Microsoft has lost an appeal against a massive EU fine over its breaking of anti-competition rules.
That verdict should be the last hurrah in a decade-long battle between the European Commission and the US software giant over its business practices.
The ruling by the General Court, Europe’s second-highest, could strengthen the European Commission’s hand in ongoing cases against Google, Samsung and Motorola Mobility related to their patents.
The consolation prize for Microsoft, the court reduced the fine from 899 million euros to 860 million.
The case focused on Microsoft’s failure to make programming code available to allow its competitors’ products to connect properly with its server software.

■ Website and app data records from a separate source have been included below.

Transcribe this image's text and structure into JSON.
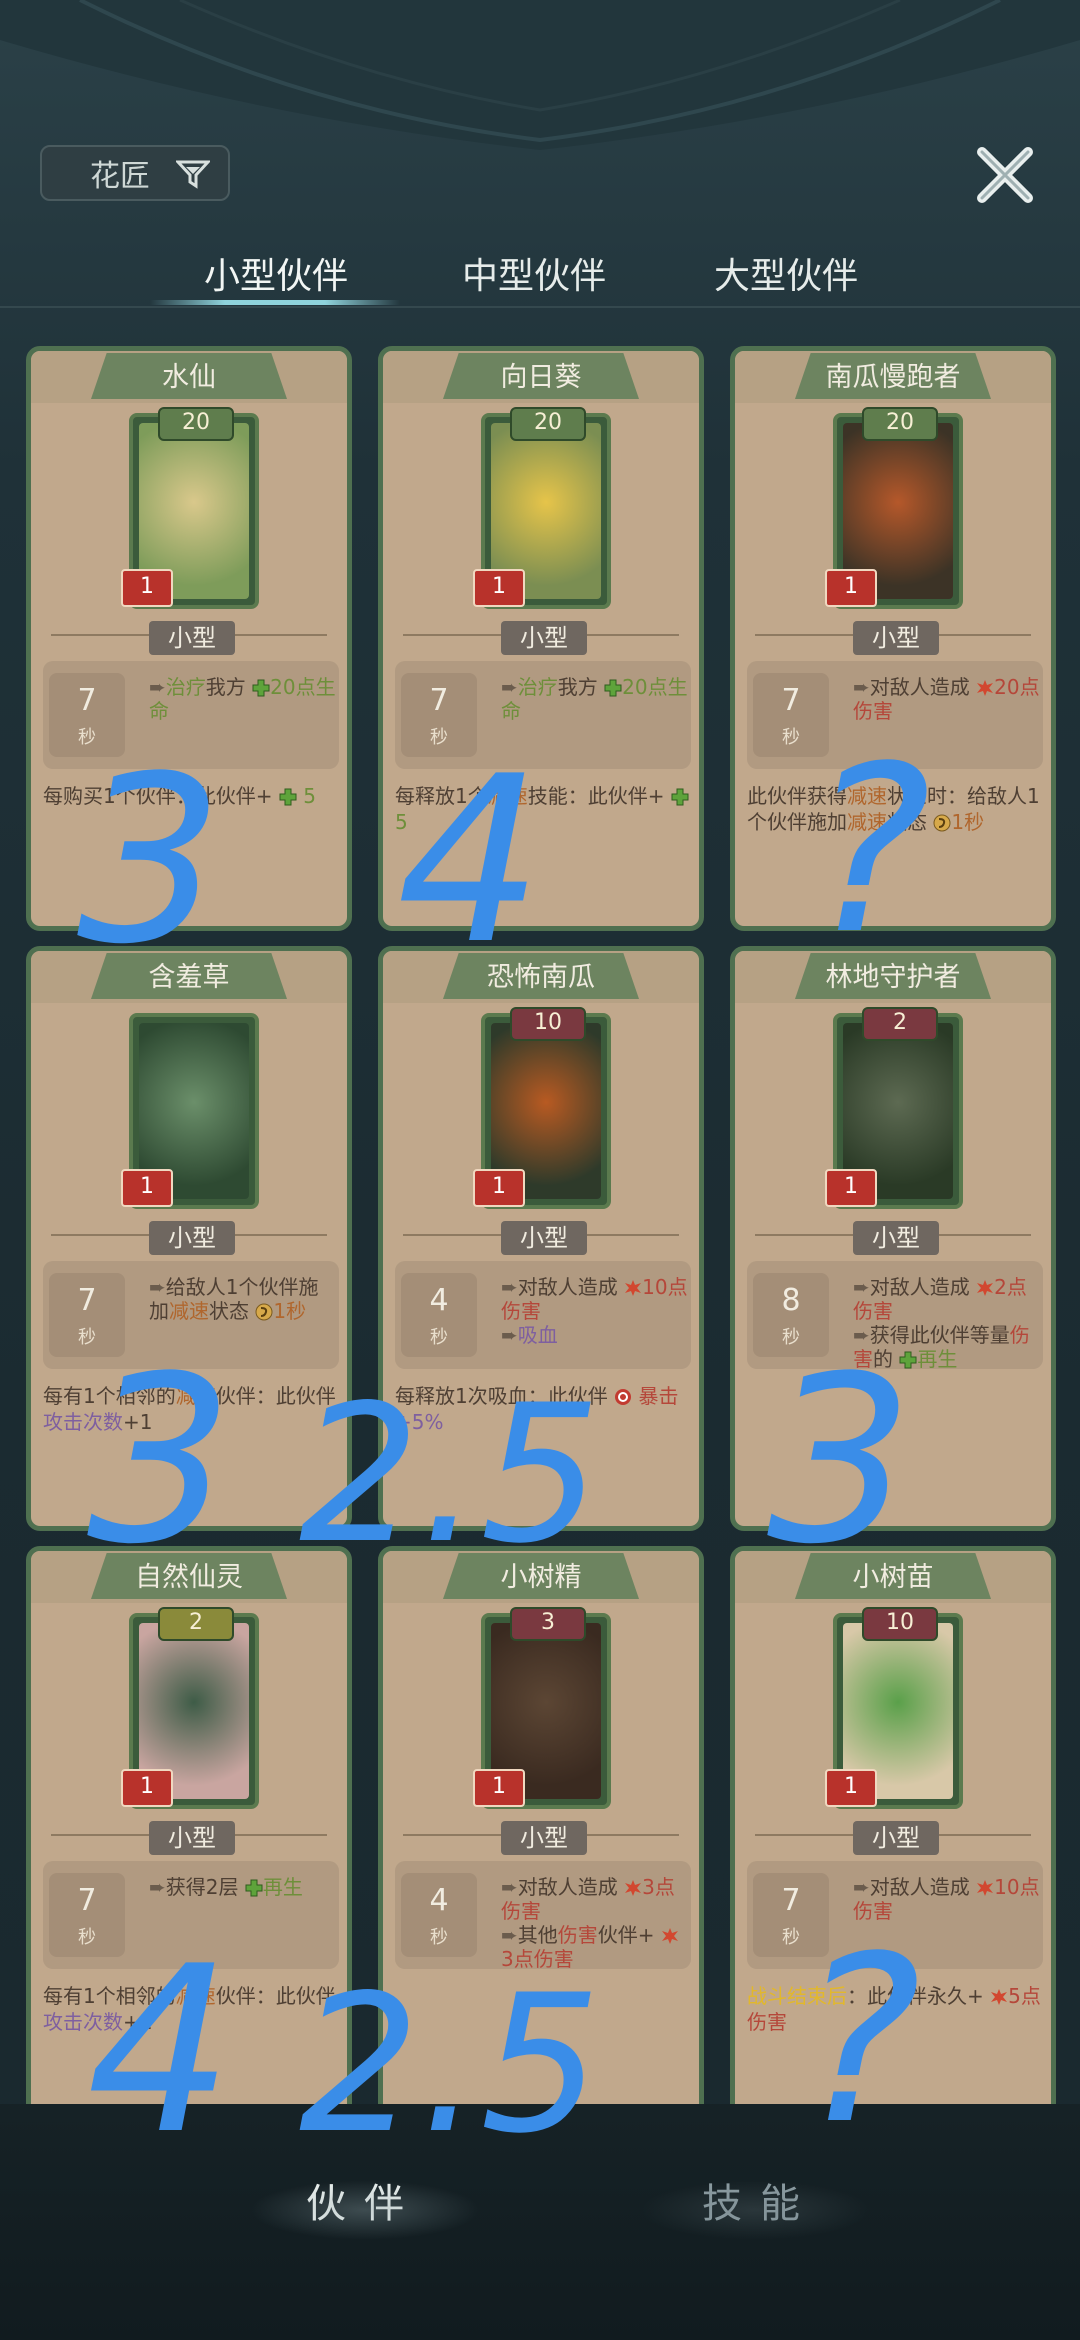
{
  "filter": {
    "label": "花匠"
  },
  "tabs": [
    {
      "label": "小型伙伴",
      "active": true
    },
    {
      "label": "中型伙伴",
      "active": false
    },
    {
      "label": "大型伙伴",
      "active": false
    }
  ],
  "cards": [
    {
      "name": "水仙",
      "level": "20",
      "cost": "1",
      "type": "小型",
      "cooldown": "7",
      "cooldown_unit": "秒",
      "effects": [
        {
          "parts": [
            {
              "t": "治疗",
              "c": "hl-green"
            },
            {
              "t": "我方 "
            },
            {
              "icon": "heal"
            },
            {
              "t": "20点生命",
              "c": "hl-green"
            }
          ]
        }
      ],
      "passive": [
        {
          "t": "每购买1个伙伴：此伙伴+ "
        },
        {
          "icon": "heal"
        },
        {
          "t": " 5",
          "c": "hl-green"
        }
      ]
    },
    {
      "name": "向日葵",
      "level": "20",
      "cost": "1",
      "type": "小型",
      "cooldown": "7",
      "cooldown_unit": "秒",
      "effects": [
        {
          "parts": [
            {
              "t": "治疗",
              "c": "hl-green"
            },
            {
              "t": "我方 "
            },
            {
              "icon": "heal"
            },
            {
              "t": "20点生命",
              "c": "hl-green"
            }
          ]
        }
      ],
      "passive": [
        {
          "t": "每释放1个"
        },
        {
          "t": "减速",
          "c": "hl-orange"
        },
        {
          "t": "技能：此伙伴+ "
        },
        {
          "icon": "heal"
        },
        {
          "t": " 5",
          "c": "hl-green"
        }
      ]
    },
    {
      "name": "南瓜慢跑者",
      "level": "20",
      "cost": "1",
      "type": "小型",
      "cooldown": "7",
      "cooldown_unit": "秒",
      "effects": [
        {
          "parts": [
            {
              "t": "对敌人造成 "
            },
            {
              "icon": "dmg"
            },
            {
              "t": "20点伤害",
              "c": "hl-red"
            }
          ]
        }
      ],
      "passive": [
        {
          "t": "此伙伴获得"
        },
        {
          "t": "减速",
          "c": "hl-orange"
        },
        {
          "t": "状态时：给敌人1个伙伴施加"
        },
        {
          "t": "减速",
          "c": "hl-orange"
        },
        {
          "t": "状态 "
        },
        {
          "icon": "slow"
        },
        {
          "t": "1秒",
          "c": "hl-orange"
        }
      ]
    },
    {
      "name": "含羞草",
      "level": "",
      "cost": "1",
      "type": "小型",
      "cooldown": "7",
      "cooldown_unit": "秒",
      "effects": [
        {
          "parts": [
            {
              "t": "给敌人1个伙伴施加"
            },
            {
              "t": "减速",
              "c": "hl-orange"
            },
            {
              "t": "状态 "
            },
            {
              "icon": "slow"
            },
            {
              "t": "1秒",
              "c": "hl-orange"
            }
          ]
        }
      ],
      "passive": [
        {
          "t": "每有1个相邻的"
        },
        {
          "t": "减速",
          "c": "hl-orange"
        },
        {
          "t": "伙伴：此伙伴"
        },
        {
          "t": "攻击次数",
          "c": "hl-purple"
        },
        {
          "t": "+1"
        }
      ]
    },
    {
      "name": "恐怖南瓜",
      "level": "10",
      "cost": "1",
      "type": "小型",
      "cooldown": "4",
      "cooldown_unit": "秒",
      "effects": [
        {
          "parts": [
            {
              "t": "对敌人造成 "
            },
            {
              "icon": "dmg"
            },
            {
              "t": "10点伤害",
              "c": "hl-red"
            }
          ]
        },
        {
          "parts": [
            {
              "t": "吸血",
              "c": "hl-purple"
            }
          ]
        }
      ],
      "passive": [
        {
          "t": "每释放1次吸血：此伙伴 "
        },
        {
          "icon": "crit"
        },
        {
          "t": " 暴击",
          "c": "hl-red"
        },
        {
          "t": "+5%",
          "c": "hl-purple"
        }
      ]
    },
    {
      "name": "林地守护者",
      "level": "2",
      "cost": "1",
      "type": "小型",
      "cooldown": "8",
      "cooldown_unit": "秒",
      "effects": [
        {
          "parts": [
            {
              "t": "对敌人造成 "
            },
            {
              "icon": "dmg"
            },
            {
              "t": "2点伤害",
              "c": "hl-red"
            }
          ]
        },
        {
          "parts": [
            {
              "t": "获得此伙伴等量"
            },
            {
              "t": "伤害",
              "c": "hl-red"
            },
            {
              "t": "的 "
            },
            {
              "icon": "heal"
            },
            {
              "t": "再生",
              "c": "hl-green"
            }
          ]
        }
      ],
      "passive": []
    },
    {
      "name": "自然仙灵",
      "level": "2",
      "cost": "1",
      "type": "小型",
      "cooldown": "7",
      "cooldown_unit": "秒",
      "effects": [
        {
          "parts": [
            {
              "t": "获得2层 "
            },
            {
              "icon": "heal"
            },
            {
              "t": "再生",
              "c": "hl-green"
            }
          ]
        }
      ],
      "passive": [
        {
          "t": "每有1个相邻的"
        },
        {
          "t": "减速",
          "c": "hl-orange"
        },
        {
          "t": "伙伴：此伙伴"
        },
        {
          "t": "攻击次数",
          "c": "hl-purple"
        },
        {
          "t": "+1"
        }
      ]
    },
    {
      "name": "小树精",
      "level": "3",
      "cost": "1",
      "type": "小型",
      "cooldown": "4",
      "cooldown_unit": "秒",
      "effects": [
        {
          "parts": [
            {
              "t": "对敌人造成 "
            },
            {
              "icon": "dmg"
            },
            {
              "t": "3点伤害",
              "c": "hl-red"
            }
          ]
        },
        {
          "parts": [
            {
              "t": "其他"
            },
            {
              "t": "伤害",
              "c": "hl-red"
            },
            {
              "t": "伙伴+ "
            },
            {
              "icon": "dmg"
            },
            {
              "t": "3点伤害",
              "c": "hl-red"
            }
          ]
        }
      ],
      "passive": []
    },
    {
      "name": "小树苗",
      "level": "10",
      "cost": "1",
      "type": "小型",
      "cooldown": "7",
      "cooldown_unit": "秒",
      "effects": [
        {
          "parts": [
            {
              "t": "对敌人造成 "
            },
            {
              "icon": "dmg"
            },
            {
              "t": "10点伤害",
              "c": "hl-red"
            }
          ]
        }
      ],
      "passive": [
        {
          "t": "战斗结束后",
          "c": "hl-yellow"
        },
        {
          "t": "：此伙伴永久+ "
        },
        {
          "icon": "dmg"
        },
        {
          "t": "5点伤害",
          "c": "hl-red"
        }
      ]
    }
  ],
  "handwriting": [
    "3",
    "4",
    "?",
    "3",
    "2.5",
    "3",
    "4",
    "2.5",
    "?"
  ],
  "bottom_nav": {
    "partner": "伙伴",
    "skill": "技能"
  },
  "colors": {
    "card_bg": "#c1a88c",
    "card_border": "#4f7050",
    "accent_blue": "#3a8de8",
    "heal": "#5ea33b",
    "damage": "#d2472f"
  }
}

Microsoft expressed disappointment at the verdict but did not say if it would appeal to the EU Court of Justice, Europe’s highest.

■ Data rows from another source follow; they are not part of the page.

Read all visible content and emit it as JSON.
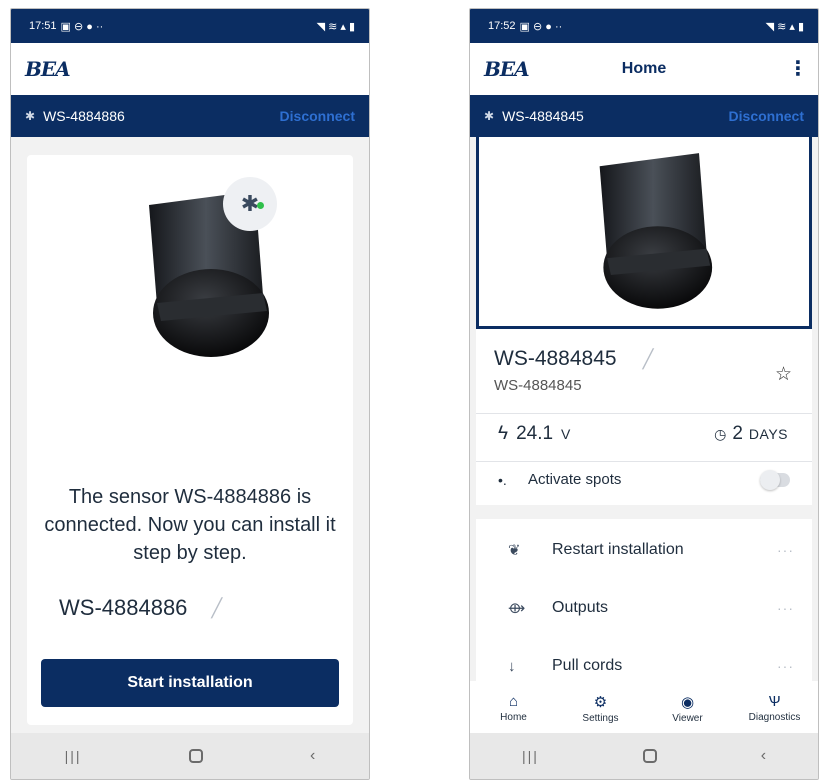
{
  "left": {
    "status": {
      "time": "17:51",
      "left_icons": "▣ ⊖ ● ··",
      "right_icons": "◥ ≋ ▴ ▮"
    },
    "logo": "BEA",
    "connection": {
      "device": "WS-4884886",
      "disconnect_label": "Disconnect"
    },
    "message": "The sensor WS-4884886 is connected. Now you can install it step by step.",
    "sensor_name": "WS-4884886",
    "start_button": "Start installation"
  },
  "right": {
    "status": {
      "time": "17:52",
      "left_icons": "▣ ⊖ ● ··",
      "right_icons": "◥ ≋ ▴ ▮"
    },
    "logo": "BEA",
    "title": "Home",
    "connection": {
      "device": "WS-4884845",
      "disconnect_label": "Disconnect"
    },
    "device": {
      "name": "WS-4884845",
      "subtitle": "WS-4884845"
    },
    "stats": {
      "voltage": "24.1",
      "voltage_unit": "V",
      "uptime": "2",
      "uptime_unit": "DAYS"
    },
    "spots_label": "Activate spots",
    "spots_enabled": false,
    "menu": [
      {
        "label": "Restart installation",
        "icon": "restart-icon"
      },
      {
        "label": "Outputs",
        "icon": "outputs-icon"
      },
      {
        "label": "Pull cords",
        "icon": "pull-cord-icon"
      }
    ],
    "tabs": [
      {
        "label": "Home",
        "icon": "home-icon"
      },
      {
        "label": "Settings",
        "icon": "gear-icon"
      },
      {
        "label": "Viewer",
        "icon": "eye-icon"
      },
      {
        "label": "Diagnostics",
        "icon": "stethoscope-icon"
      }
    ]
  },
  "colors": {
    "brand": "#0b2d62",
    "link": "#2e6fd1",
    "status_connected": "#2fbf4a"
  }
}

“Although the General Court slightly reduced the fine, we are disappointed with the court’s ruling,” the company said in a statement.
The Commission welcomed the court ruling.
“The judgement confirms that the imposition of such penalty payments remains an important tool at the Commission’s disposal,” EU Competition Commissioner Joaquin Almunia, who enforces such regulations, said in a statement.
Big companies on the Commission’s radar should take note of the court ruling, said Michael Reynolds, a partner at Allen & Overy. The law firm represented Sun Microsystems, whose original complaint triggered the EU probe.
“Dominant companies such as Google will take notice of this in the way they handle their case and how they come to a settlement,” he said.